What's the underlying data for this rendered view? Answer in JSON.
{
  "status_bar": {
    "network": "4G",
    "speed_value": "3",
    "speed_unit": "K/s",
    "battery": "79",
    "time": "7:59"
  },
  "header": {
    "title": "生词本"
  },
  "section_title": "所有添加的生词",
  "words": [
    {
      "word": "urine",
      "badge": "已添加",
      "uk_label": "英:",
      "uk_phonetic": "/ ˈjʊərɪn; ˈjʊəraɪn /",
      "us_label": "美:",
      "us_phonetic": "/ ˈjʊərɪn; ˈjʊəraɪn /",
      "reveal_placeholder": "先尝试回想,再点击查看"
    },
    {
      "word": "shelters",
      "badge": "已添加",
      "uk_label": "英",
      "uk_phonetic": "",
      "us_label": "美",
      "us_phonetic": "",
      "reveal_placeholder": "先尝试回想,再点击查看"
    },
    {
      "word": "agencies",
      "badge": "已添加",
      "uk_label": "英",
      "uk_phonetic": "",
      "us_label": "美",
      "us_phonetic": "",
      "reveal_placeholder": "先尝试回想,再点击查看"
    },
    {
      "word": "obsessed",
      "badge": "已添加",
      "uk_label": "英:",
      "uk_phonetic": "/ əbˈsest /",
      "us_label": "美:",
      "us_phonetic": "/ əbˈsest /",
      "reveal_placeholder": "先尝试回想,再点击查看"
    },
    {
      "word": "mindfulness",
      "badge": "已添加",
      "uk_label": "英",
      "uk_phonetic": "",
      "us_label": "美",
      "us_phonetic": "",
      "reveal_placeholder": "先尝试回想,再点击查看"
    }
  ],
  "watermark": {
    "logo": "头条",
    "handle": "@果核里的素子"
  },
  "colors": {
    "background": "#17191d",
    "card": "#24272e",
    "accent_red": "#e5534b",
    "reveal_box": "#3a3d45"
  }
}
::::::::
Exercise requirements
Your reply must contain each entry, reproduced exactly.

Response area
What's the underlying data for this rendered view? Answer in JSON.
{
  "status_bar": {
    "network": "4G",
    "speed_value": "3",
    "speed_unit": "K/s",
    "battery": "79",
    "time": "7:59"
  },
  "header": {
    "title": "生词本"
  },
  "section_title": "所有添加的生词",
  "words": [
    {
      "word": "urine",
      "badge": "已添加",
      "uk_label": "英:",
      "uk_phonetic": "/ ˈjʊərɪn; ˈjʊəraɪn /",
      "us_label": "美:",
      "us_phonetic": "/ ˈjʊərɪn; ˈjʊəraɪn /",
      "reveal_placeholder": "先尝试回想,再点击查看"
    },
    {
      "word": "shelters",
      "badge": "已添加",
      "uk_label": "英",
      "uk_phonetic": "",
      "us_label": "美",
      "us_phonetic": "",
      "reveal_placeholder": "先尝试回想,再点击查看"
    },
    {
      "word": "agencies",
      "badge": "已添加",
      "uk_label": "英",
      "uk_phonetic": "",
      "us_label": "美",
      "us_phonetic": "",
      "reveal_placeholder": "先尝试回想,再点击查看"
    },
    {
      "word": "obsessed",
      "badge": "已添加",
      "uk_label": "英:",
      "uk_phonetic": "/ əbˈsest /",
      "us_label": "美:",
      "us_phonetic": "/ əbˈsest /",
      "reveal_placeholder": "先尝试回想,再点击查看"
    },
    {
      "word": "mindfulness",
      "badge": "已添加",
      "uk_label": "英",
      "uk_phonetic": "",
      "us_label": "美",
      "us_phonetic": "",
      "reveal_placeholder": "先尝试回想,再点击查看"
    }
  ],
  "watermark": {
    "logo": "头条",
    "handle": "@果核里的素子"
  },
  "colors": {
    "background": "#17191d",
    "card": "#24272e",
    "accent_red": "#e5534b",
    "reveal_box": "#3a3d45"
  }
}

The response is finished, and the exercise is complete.